'''
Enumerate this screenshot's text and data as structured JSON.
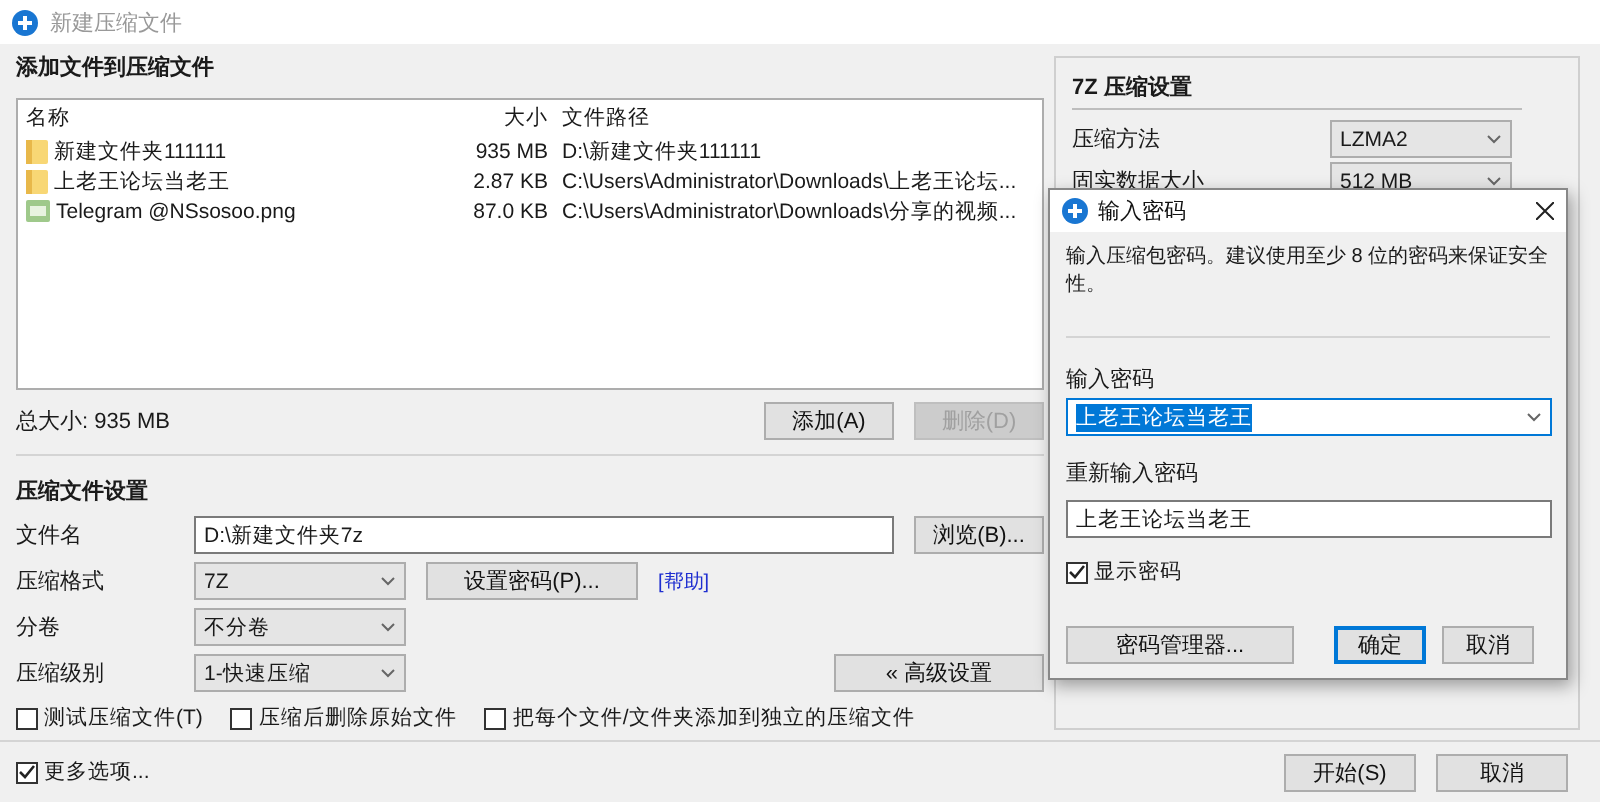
{
  "window": {
    "title": "新建压缩文件"
  },
  "files": {
    "heading": "添加文件到压缩文件",
    "columns": [
      "名称",
      "大小",
      "文件路径"
    ],
    "rows": [
      {
        "kind": "folder",
        "name": "新建文件夹111111",
        "size": "935 MB",
        "path": "D:\\新建文件夹111111"
      },
      {
        "kind": "folder",
        "name": "上老王论坛当老王",
        "size": "2.87 KB",
        "path": "C:\\Users\\Administrator\\Downloads\\上老王论坛..."
      },
      {
        "kind": "image",
        "name": "Telegram @NSsosoo.png",
        "size": "87.0 KB",
        "path": "C:\\Users\\Administrator\\Downloads\\分享的视频..."
      }
    ],
    "total": "总大小: 935 MB",
    "buttons": [
      {
        "label": "添加(A)",
        "disabled": false
      },
      {
        "label": "删除(D)",
        "disabled": true
      }
    ]
  },
  "settings": {
    "heading": "压缩文件设置",
    "fields": [
      {
        "kind": "input",
        "label": "文件名",
        "value": "D:\\新建文件夹7z",
        "button": "浏览(B)..."
      },
      {
        "kind": "select",
        "label": "压缩格式",
        "value": "7Z",
        "button": "设置密码(P)...",
        "link": "[帮助]"
      },
      {
        "kind": "select",
        "label": "分卷",
        "value": "不分卷"
      },
      {
        "kind": "select",
        "label": "压缩级别",
        "value": "1-快速压缩",
        "button": "« 高级设置"
      }
    ],
    "options": [
      {
        "label": "测试压缩文件(T)",
        "checked": false
      },
      {
        "label": "压缩后删除原始文件",
        "checked": false
      },
      {
        "label": "把每个文件/文件夹添加到独立的压缩文件",
        "checked": false
      }
    ]
  },
  "more_options": {
    "label": "更多选项...",
    "checked": true
  },
  "footer_buttons": [
    "开始(S)",
    "取消"
  ],
  "method_panel": {
    "heading": "7Z 压缩设置",
    "fields": [
      {
        "label": "压缩方法",
        "value": "LZMA2"
      },
      {
        "label": "固实数据大小",
        "value": "512 MB"
      }
    ]
  },
  "password_dialog": {
    "title": "输入密码",
    "message": "输入压缩包密码。建议使用至少 8 位的密码来保证安全性。",
    "password_label": "输入密码",
    "password_value": "上老王论坛当老王",
    "confirm_label": "重新输入密码",
    "confirm_value": "上老王论坛当老王",
    "show_password": {
      "label": "显示密码",
      "checked": true
    },
    "buttons": [
      {
        "label": "密码管理器...",
        "default": false
      },
      {
        "label": "确定",
        "default": true
      },
      {
        "label": "取消",
        "default": false
      }
    ]
  }
}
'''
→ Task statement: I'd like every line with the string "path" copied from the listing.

→ Solution to the problem:
        "path": "D:\\新建文件夹111111"
        "path": "C:\\Users\\Administrator\\Downloads\\上老王论坛..."
        "path": "C:\\Users\\Administrator\\Downloads\\分享的视频..."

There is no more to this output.